Trust is a concept that is usually not discussed on campus. International students trust educators to provide them with skills and knowledge, and educators trust the students that they will do their best to actively participate.
Most of the time, this topic only comes up when there is a case of plagiarism or fraud.
But should we just ignore the topic and think it’s a default?
Harvard Business Review recently opened up the same question about trust in the workplace. Are we doing enough to facilitate this dialogue? Is it a value that needs to be discussed? According to the article, 37-55 percent of CEOs are concerned about the lack of trust in the workplace. This is directly correlating with the bottom line: leaders that do not trust their employees tend to micromanage, triggering the fact that employees being micromanaged are performing worse.
How is this relevant to trust on campus?
Imagine a daily situation: a student doesn’t turn in the paper on time and gives some vague reason why. The lecturer has two options: to believe what the student is saying and postpone the deadline, or not to trust the student and assign him/her a poor grade.
Either way, this situation is a negative experience for both the student who might have prepared poorly and the lecturer who cares about his course.
Is it a problem of trust?

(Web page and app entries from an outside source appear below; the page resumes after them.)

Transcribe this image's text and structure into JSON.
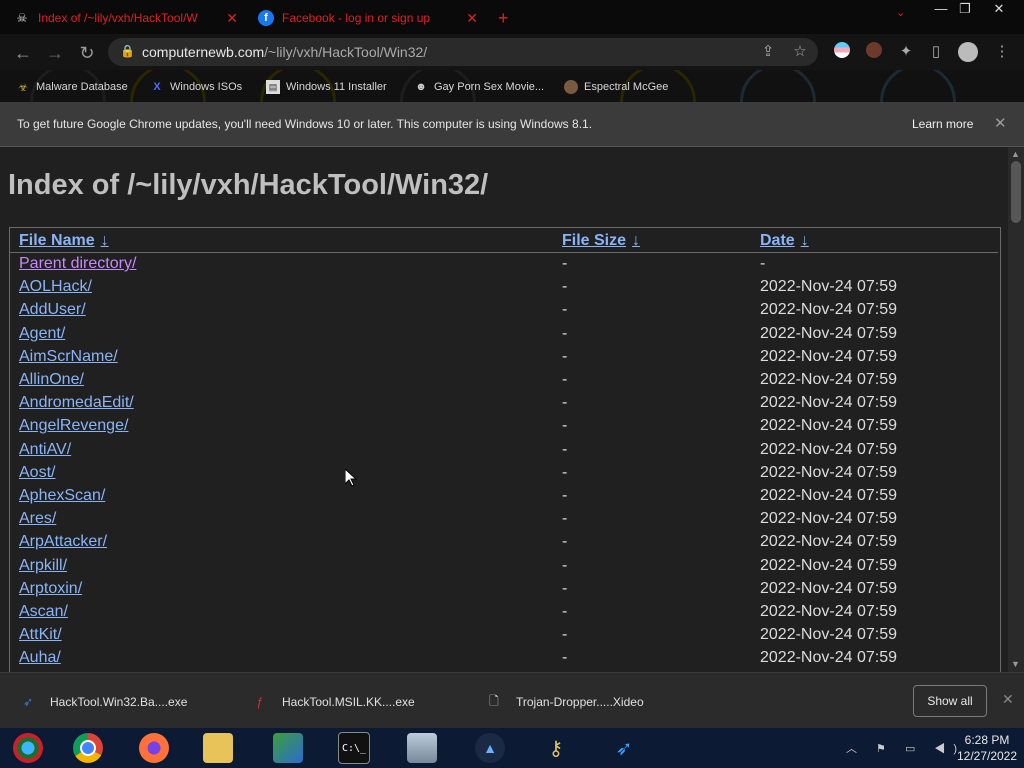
{
  "tabs": [
    {
      "title": "Index of /~lily/vxh/HackTool/W",
      "icon": "skull-icon"
    },
    {
      "title": "Facebook - log in or sign up",
      "icon": "facebook-icon"
    }
  ],
  "new_tab_symbol": "+",
  "window_controls": {
    "minimize": "—",
    "restore": "❐",
    "close": "✕"
  },
  "address": {
    "host": "computernewb.com",
    "path": "/~lily/vxh/HackTool/Win32/"
  },
  "bookmarks": [
    {
      "label": "Malware Database",
      "icon": "hazard-icon"
    },
    {
      "label": "Windows ISOs",
      "icon": "x-icon"
    },
    {
      "label": "Windows 11 Installer",
      "icon": "installer-icon"
    },
    {
      "label": "Gay Porn Sex Movie...",
      "icon": "mascot-icon"
    },
    {
      "label": "Espectral McGee",
      "icon": "avatar-icon"
    }
  ],
  "infobar": {
    "message": "To get future Google Chrome updates, you'll need Windows 10 or later. This computer is using Windows 8.1.",
    "link": "Learn more",
    "close": "✕"
  },
  "page": {
    "title": "Index of /~lily/vxh/HackTool/Win32/",
    "columns": {
      "name": "File Name",
      "size": "File Size",
      "date": "Date",
      "sort_arrow": "↓"
    },
    "rows": [
      {
        "name": "Parent directory/",
        "size": "-",
        "date": "-"
      },
      {
        "name": "AOLHack/",
        "size": "-",
        "date": "2022-Nov-24 07:59"
      },
      {
        "name": "AddUser/",
        "size": "-",
        "date": "2022-Nov-24 07:59"
      },
      {
        "name": "Agent/",
        "size": "-",
        "date": "2022-Nov-24 07:59"
      },
      {
        "name": "AimScrName/",
        "size": "-",
        "date": "2022-Nov-24 07:59"
      },
      {
        "name": "AllinOne/",
        "size": "-",
        "date": "2022-Nov-24 07:59"
      },
      {
        "name": "AndromedaEdit/",
        "size": "-",
        "date": "2022-Nov-24 07:59"
      },
      {
        "name": "AngelRevenge/",
        "size": "-",
        "date": "2022-Nov-24 07:59"
      },
      {
        "name": "AntiAV/",
        "size": "-",
        "date": "2022-Nov-24 07:59"
      },
      {
        "name": "Aost/",
        "size": "-",
        "date": "2022-Nov-24 07:59"
      },
      {
        "name": "AphexScan/",
        "size": "-",
        "date": "2022-Nov-24 07:59"
      },
      {
        "name": "Ares/",
        "size": "-",
        "date": "2022-Nov-24 07:59"
      },
      {
        "name": "ArpAttacker/",
        "size": "-",
        "date": "2022-Nov-24 07:59"
      },
      {
        "name": "Arpkill/",
        "size": "-",
        "date": "2022-Nov-24 07:59"
      },
      {
        "name": "Arptoxin/",
        "size": "-",
        "date": "2022-Nov-24 07:59"
      },
      {
        "name": "Ascan/",
        "size": "-",
        "date": "2022-Nov-24 07:59"
      },
      {
        "name": "AttKit/",
        "size": "-",
        "date": "2022-Nov-24 07:59"
      },
      {
        "name": "Auha/",
        "size": "-",
        "date": "2022-Nov-24 07:59"
      }
    ]
  },
  "downloads": [
    {
      "label": "HackTool.Win32.Ba....exe",
      "icon": "bird-icon"
    },
    {
      "label": "HackTool.MSIL.KK....exe",
      "icon": "flash-icon"
    },
    {
      "label": "Trojan-Dropper.....Xideo",
      "icon": "file-icon"
    }
  ],
  "downloads_show_all": "Show all",
  "downloads_close": "✕",
  "taskbar": {
    "apps": [
      "start-icon",
      "chrome-icon",
      "firefox-icon",
      "file-explorer-icon",
      "network-icon",
      "cmd-icon",
      "system-icon",
      "flame-app-icon",
      "keys-icon",
      "bird-app-icon"
    ],
    "cmd_label": "C:\\_",
    "time": "6:28 PM",
    "date": "12/27/2022",
    "tray": "︿ ⚑ ▭ ◀)"
  }
}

We believe it is. First of all, the student planned their time poorly and didn’t manage to keep up with the deadline. On the other hand, deadlines are a form of micromanaging. If the lecturer has enough trust in their students and knows that their priorities are in tact, they will not need to spend time on providing deadlines. Learning has intrinsic motivation – the end result is not a paper, it’s knowledge, achievement and personal improvement. If that is the stepping stone, a key value on campus, then deadlines become irrelevant and students are motivated to work on their projects, create proper time-frames and have an end result that they want to show as fast as possible and put into use in the real world.
So overall, it’s a problem of trust and structure
What we as education managers can do to provide a better environment for both international students and lecturers?
- Set proper challenges. The goal of the course should not be a paper – it must be a practical project that students can adapt and share, sell or show in the real world.
- Mentor, do not dictate. The role of an educator these days is not to share information. Students have Google for that. Educators must train the students to be critical and be able to adapt the information in hand.
- Teach to learn. University and college is not about getting grades, it’s about getting practical and theoretical skills to understand and change the world. Trust your students to be adults who manage to work on their own terms.
What would you add to this list? Let us know in the comments!